Of Riven Oak
A day past, a plane glides along the wood held in the vise and back and forth unending motion takes away the roughness from the club- driven froe-riven oak.
The woodland ’round smells different when the oak, now in split, square staves, lean away from the dirt and the dew-soaked leaf-covered ground.
My hands clasp the shaft of the sledge and my breath clouds my view as I swing ten pounds of steel above my back to strike the iron-cast wedge and the wood splits and cracks the air.
The bird’s song no longer near, reflects my work that breaks the forest silence echoing beyond my gaze absorbed in leaf-filled branches and the compost neath my feet.
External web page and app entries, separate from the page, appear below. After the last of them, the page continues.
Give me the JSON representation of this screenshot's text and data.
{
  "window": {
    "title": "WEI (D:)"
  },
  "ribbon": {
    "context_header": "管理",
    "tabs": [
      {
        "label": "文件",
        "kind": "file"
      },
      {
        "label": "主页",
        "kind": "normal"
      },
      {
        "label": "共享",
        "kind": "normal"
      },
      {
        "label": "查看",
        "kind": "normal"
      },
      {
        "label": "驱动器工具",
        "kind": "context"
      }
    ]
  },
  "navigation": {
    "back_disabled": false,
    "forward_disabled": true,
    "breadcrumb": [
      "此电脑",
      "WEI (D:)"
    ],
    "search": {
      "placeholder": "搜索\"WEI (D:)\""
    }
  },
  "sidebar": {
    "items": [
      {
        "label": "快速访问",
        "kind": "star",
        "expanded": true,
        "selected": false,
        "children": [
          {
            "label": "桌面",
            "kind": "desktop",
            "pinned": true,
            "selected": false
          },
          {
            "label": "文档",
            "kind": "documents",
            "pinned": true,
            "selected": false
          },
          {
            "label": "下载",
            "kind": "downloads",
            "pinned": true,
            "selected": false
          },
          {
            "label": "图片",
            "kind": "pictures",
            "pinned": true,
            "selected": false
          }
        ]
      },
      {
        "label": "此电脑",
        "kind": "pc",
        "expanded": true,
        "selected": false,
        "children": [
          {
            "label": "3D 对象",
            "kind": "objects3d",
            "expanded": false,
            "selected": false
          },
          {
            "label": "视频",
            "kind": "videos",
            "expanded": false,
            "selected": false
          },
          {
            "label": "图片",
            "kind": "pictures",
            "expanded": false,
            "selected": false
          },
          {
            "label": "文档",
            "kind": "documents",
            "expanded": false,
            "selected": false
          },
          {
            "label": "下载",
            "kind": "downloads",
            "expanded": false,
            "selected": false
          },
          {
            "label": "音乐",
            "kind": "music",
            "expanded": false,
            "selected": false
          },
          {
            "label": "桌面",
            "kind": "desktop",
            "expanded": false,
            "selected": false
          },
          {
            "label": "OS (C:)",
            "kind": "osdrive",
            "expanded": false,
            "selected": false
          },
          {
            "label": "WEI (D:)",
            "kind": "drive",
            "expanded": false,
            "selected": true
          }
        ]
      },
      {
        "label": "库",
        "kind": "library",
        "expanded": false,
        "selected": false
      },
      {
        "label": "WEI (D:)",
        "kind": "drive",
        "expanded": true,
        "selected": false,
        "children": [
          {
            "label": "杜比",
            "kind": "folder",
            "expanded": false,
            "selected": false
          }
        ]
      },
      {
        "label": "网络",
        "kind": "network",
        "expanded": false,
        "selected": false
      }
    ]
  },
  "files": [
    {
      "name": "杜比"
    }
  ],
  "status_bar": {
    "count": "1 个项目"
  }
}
And so I rob my wood once more as staves and rails upon the forest floor await my shave to cut the oak fibres and the legs and spindles one by one emerge as rounded spikes from which I build my chair backs and leg frames.